Task prompt: Among the records below, find the lines that contain "labels" and copy each of them.

Stored data:

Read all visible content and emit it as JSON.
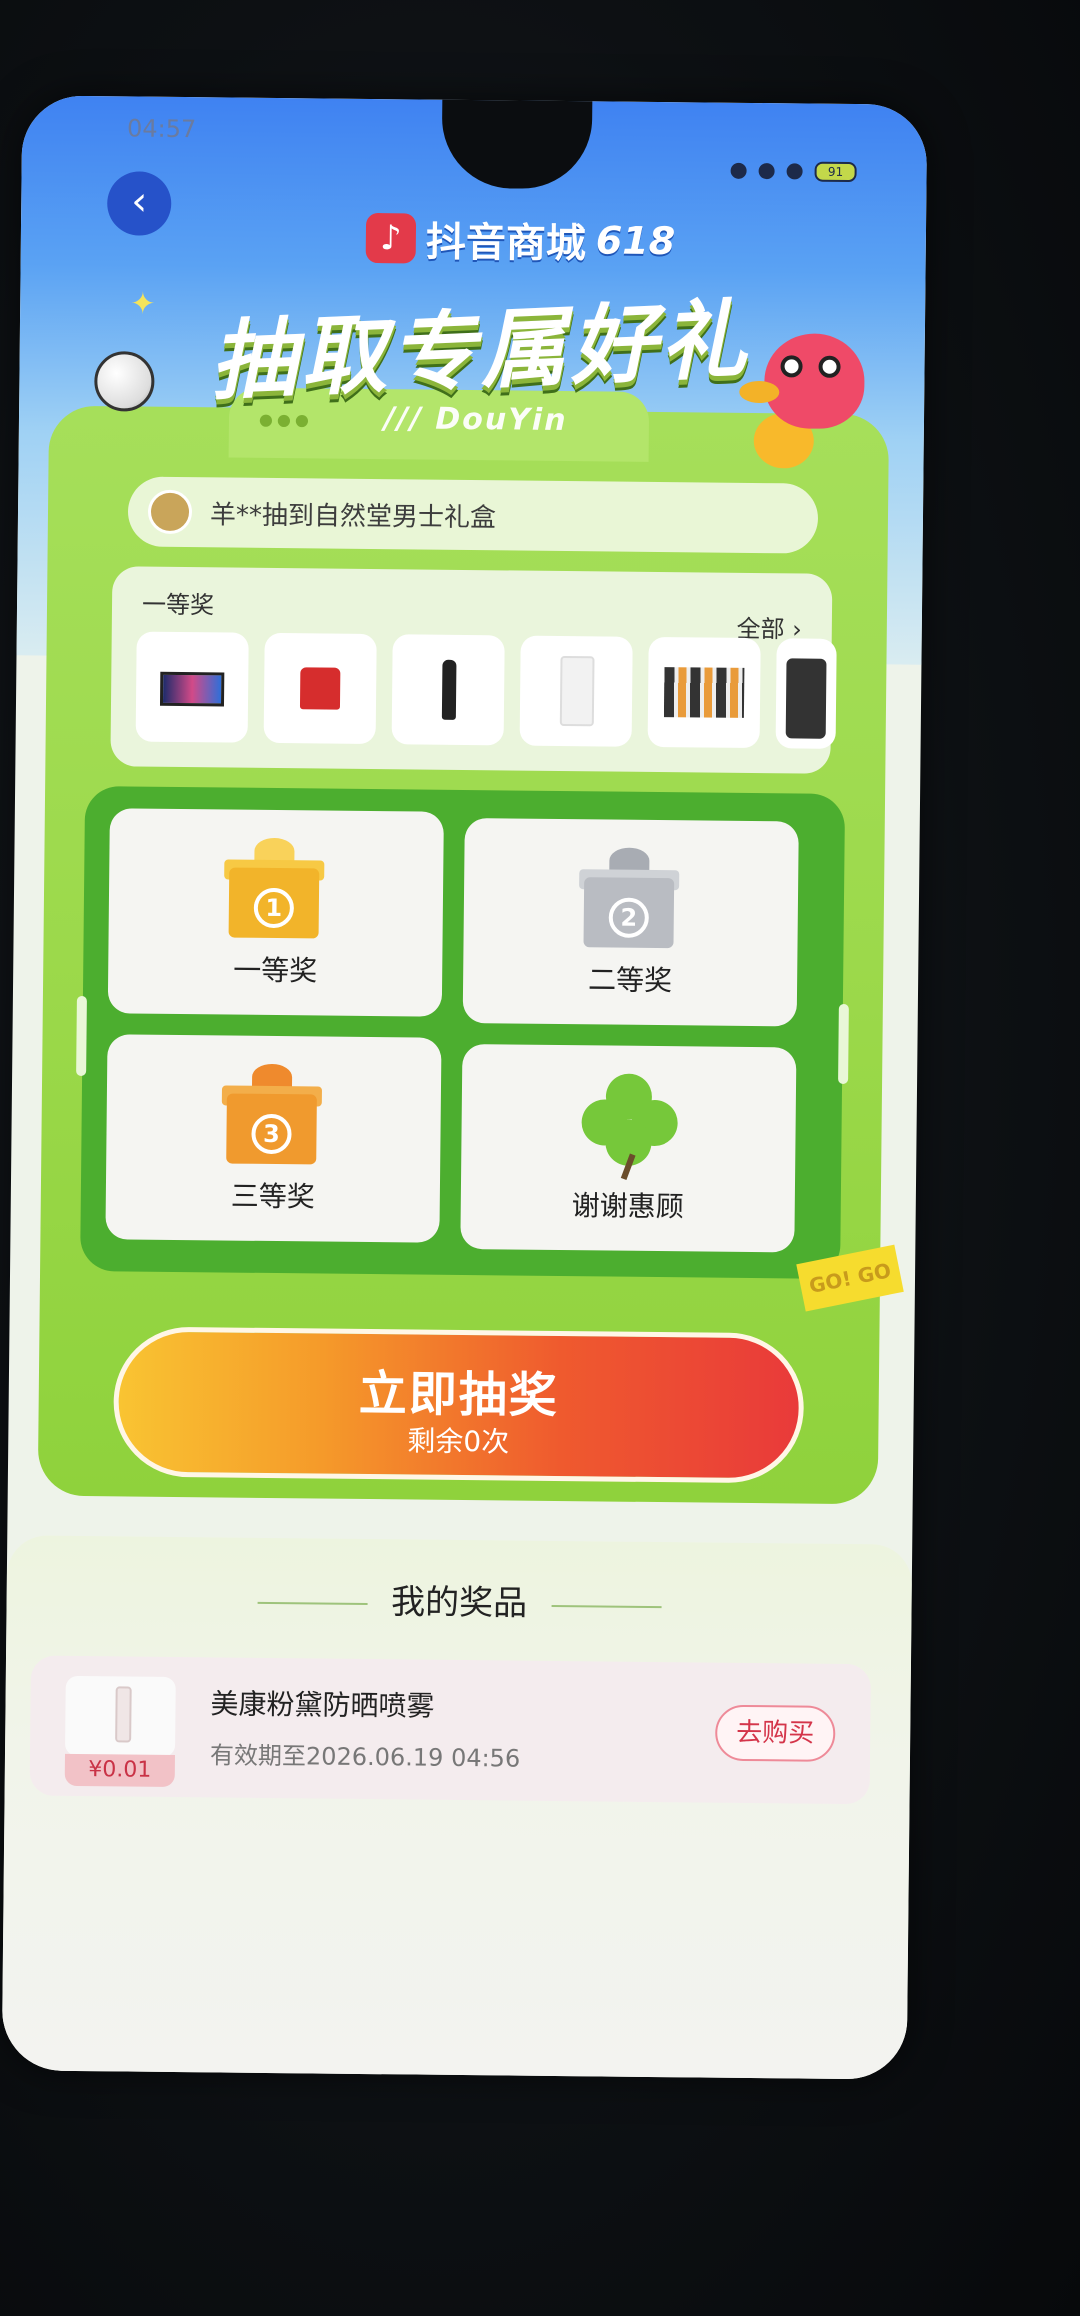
{
  "status_bar": {
    "time": "04:57",
    "battery": "91"
  },
  "header": {
    "back_icon": "chevron-left-icon",
    "brand_name": "抖音商城",
    "brand_suffix": "618",
    "headline": "抽取专属好礼"
  },
  "card": {
    "tab_text": "/// DouYin",
    "ticker": "羊**抽到自然堂男士礼盒",
    "prize_row_label": "一等奖",
    "prize_row_all": "全部 ›"
  },
  "grid": {
    "cells": [
      {
        "label": "一等奖",
        "num": "1"
      },
      {
        "label": "二等奖",
        "num": "2"
      },
      {
        "label": "三等奖",
        "num": "3"
      },
      {
        "label": "谢谢惠顾"
      }
    ],
    "tag": "GO! GO"
  },
  "draw_button": {
    "title": "立即抽奖",
    "subtitle": "剩余0次"
  },
  "my_prizes": {
    "title": "我的奖品",
    "items": [
      {
        "name": "美康粉黛防晒喷雾",
        "expiry": "有效期至2026.06.19 04:56",
        "price": "¥0.01",
        "action": "去购买"
      }
    ]
  }
}
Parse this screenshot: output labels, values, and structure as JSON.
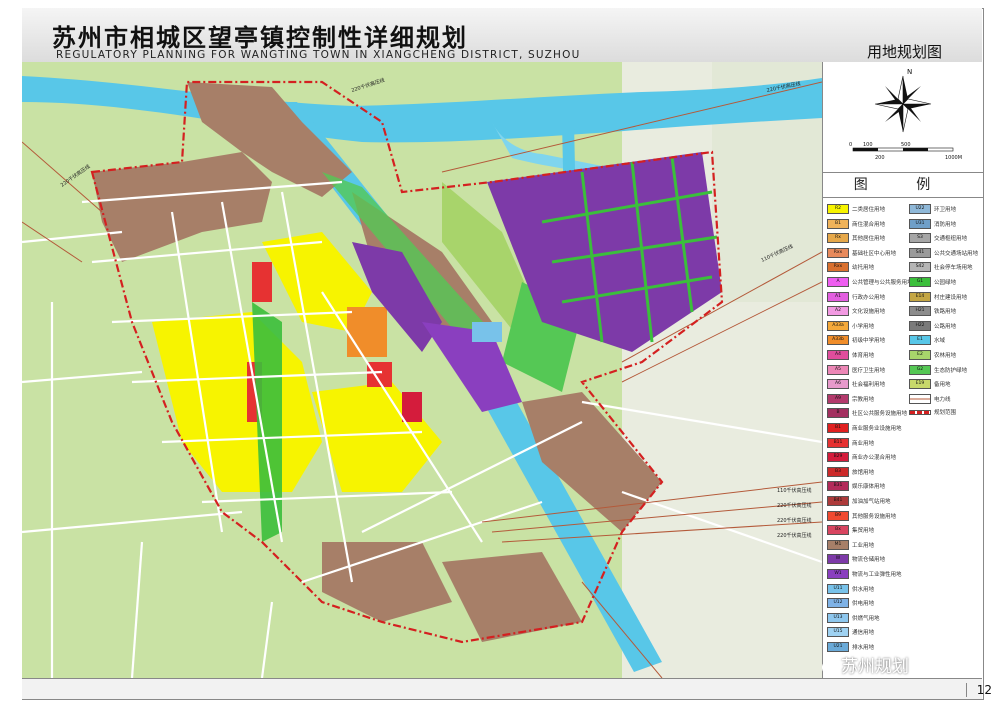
{
  "header": {
    "title_cn": "苏州市相城区望亭镇控制性详细规划",
    "title_en": "REGULATORY PLANNING FOR WANGTING TOWN IN XIANGCHENG DISTRICT, SUZHOU",
    "sheet_title": "用地规划图"
  },
  "compass": {
    "north": "N"
  },
  "scale_bar": {
    "labels": [
      "0",
      "100",
      "500",
      "200",
      "1000M"
    ]
  },
  "legend": {
    "title": "图 例",
    "left": [
      {
        "code": "R2",
        "label": "二类居住用地",
        "color": "#f7f400"
      },
      {
        "code": "B1",
        "label": "商住混合用地",
        "color": "#f0b35a"
      },
      {
        "code": "Rx",
        "label": "其他居住用地",
        "color": "#e6a84a"
      },
      {
        "code": "Rxx",
        "label": "基础社区中心用地",
        "color": "#e88a5c"
      },
      {
        "code": "Rxx",
        "label": "幼托用地",
        "color": "#d9702f"
      },
      {
        "code": "A",
        "label": "公共管理与公共服务用地",
        "color": "#ee5ef0"
      },
      {
        "code": "A1",
        "label": "行政办公用地",
        "color": "#e35fe0"
      },
      {
        "code": "A2",
        "label": "文化设施用地",
        "color": "#f29ae2"
      },
      {
        "code": "A33a",
        "label": "小学用地",
        "color": "#f5a93a"
      },
      {
        "code": "A33b",
        "label": "初级中学用地",
        "color": "#f08d2a"
      },
      {
        "code": "A4",
        "label": "体育用地",
        "color": "#e04d9c"
      },
      {
        "code": "A5",
        "label": "医疗卫生用地",
        "color": "#ec87b6"
      },
      {
        "code": "A6",
        "label": "社会福利用地",
        "color": "#e79acb"
      },
      {
        "code": "A9",
        "label": "宗教用地",
        "color": "#b33a6c"
      },
      {
        "code": "B",
        "label": "社区公共服务设施用地",
        "color": "#a33060"
      },
      {
        "code": "B1",
        "label": "商业服务业设施用地",
        "color": "#e02020"
      },
      {
        "code": "B11",
        "label": "商业用地",
        "color": "#e63232"
      },
      {
        "code": "B29",
        "label": "商业办公混合用地",
        "color": "#d41c3c"
      },
      {
        "code": "B3",
        "label": "旅馆用地",
        "color": "#cc2a2a"
      },
      {
        "code": "B31",
        "label": "娱乐康体用地",
        "color": "#b32a5a"
      },
      {
        "code": "B41",
        "label": "加油加气站用地",
        "color": "#ad3a3a"
      },
      {
        "code": "B9",
        "label": "其他服务设施用地",
        "color": "#f04a30"
      },
      {
        "code": "Bx",
        "label": "集贸用地",
        "color": "#d84560"
      },
      {
        "code": "M1",
        "label": "工业用地",
        "color": "#a77f68"
      },
      {
        "code": "W",
        "label": "物流仓储用地",
        "color": "#7d3aa8"
      },
      {
        "code": "W1",
        "label": "物流与工业弹性用地",
        "color": "#8a3fbf"
      },
      {
        "code": "U11",
        "label": "供水用地",
        "color": "#78c2ea"
      },
      {
        "code": "U12",
        "label": "供电用地",
        "color": "#7fb2e6"
      },
      {
        "code": "U13",
        "label": "供燃气用地",
        "color": "#8ec7ee"
      },
      {
        "code": "U15",
        "label": "通信用地",
        "color": "#9fd2f2"
      },
      {
        "code": "U21",
        "label": "排水用地",
        "color": "#6aaad8"
      }
    ],
    "right": [
      {
        "code": "U22",
        "label": "环卫用地",
        "color": "#8fb8d8"
      },
      {
        "code": "U31",
        "label": "消防用地",
        "color": "#6f9fc8"
      },
      {
        "code": "S3",
        "label": "交通枢纽用地",
        "color": "#a6a6a6"
      },
      {
        "code": "S41",
        "label": "公共交通场站用地",
        "color": "#9a9a9a"
      },
      {
        "code": "S42",
        "label": "社会停车场用地",
        "color": "#b5b5b5"
      },
      {
        "code": "G1",
        "label": "公园绿地",
        "color": "#3bbf3b"
      },
      {
        "code": "E14",
        "label": "村庄建设用地",
        "color": "#c4a644"
      },
      {
        "code": "H21",
        "label": "铁路用地",
        "color": "#8c8c8c"
      },
      {
        "code": "H22",
        "label": "公路用地",
        "color": "#7a7a7a"
      },
      {
        "code": "E1",
        "label": "水域",
        "color": "#58c7e8"
      },
      {
        "code": "E2",
        "label": "农林用地",
        "color": "#a8d46b"
      },
      {
        "code": "G2",
        "label": "生态防护绿地",
        "color": "#55c855"
      },
      {
        "code": "E19",
        "label": "备用地",
        "color": "#c8d86a"
      },
      {
        "code": "",
        "label": "电力线",
        "color": "#ffffff"
      },
      {
        "code": "",
        "label": "规划范围",
        "color": "#ffffff"
      }
    ]
  },
  "map": {
    "labels": {
      "road_220_top": "220千伏高压线",
      "road_220_top2": "220千伏高压线",
      "road_220_left": "220千伏高压线",
      "road_110_right": "110千伏高压线",
      "road_110_low": "110千伏高压线",
      "road_220_low1": "220千伏高压线",
      "road_220_low2": "220千伏高压线",
      "road_220_low3": "220千伏高压线"
    }
  },
  "footer": {
    "page_number": "12",
    "watermark": "苏州规划"
  },
  "colors": {
    "water": "#58c7e8",
    "farmland": "#c9e2a4",
    "industrial": "#a77f68",
    "residential": "#f7f400",
    "logistics": "#7d3aa8",
    "green": "#3bbf3b",
    "boundary": "#d42020"
  }
}
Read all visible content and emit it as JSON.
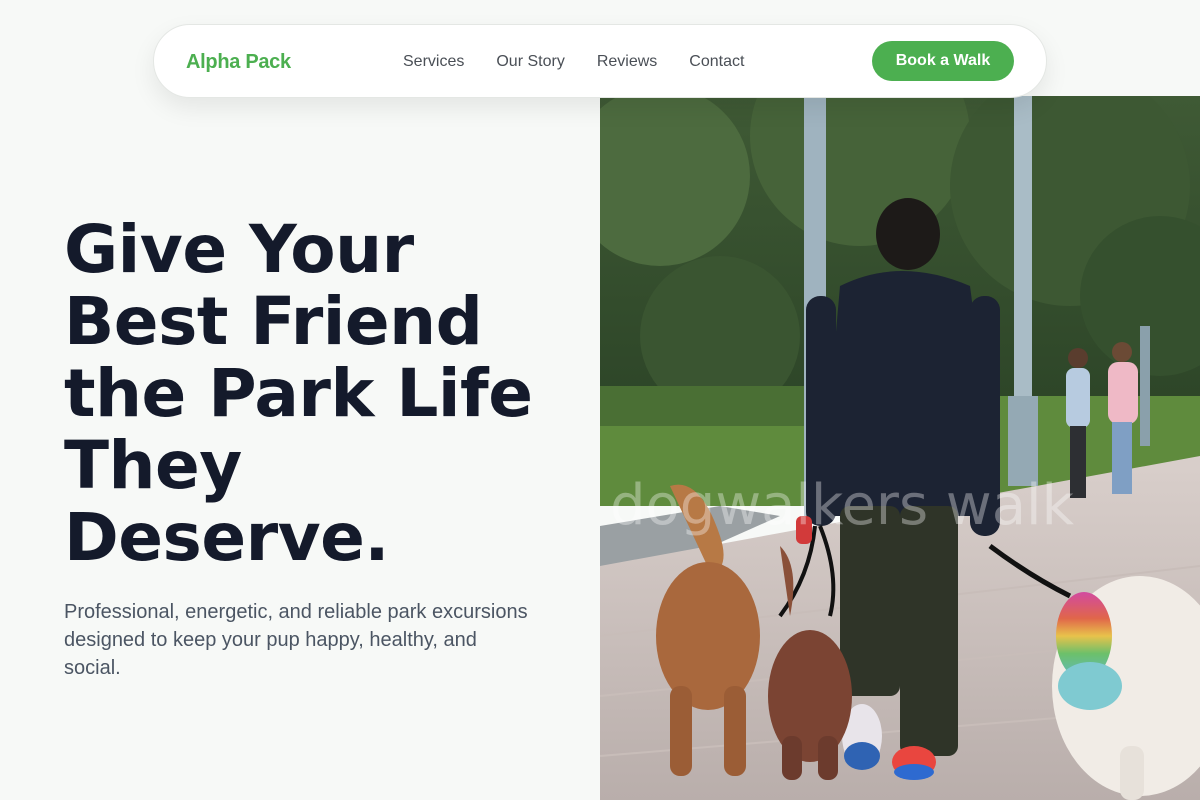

Result below:
Parse this screenshot: output labels, values, and structure as JSON.
    "labels": [
    "labels": {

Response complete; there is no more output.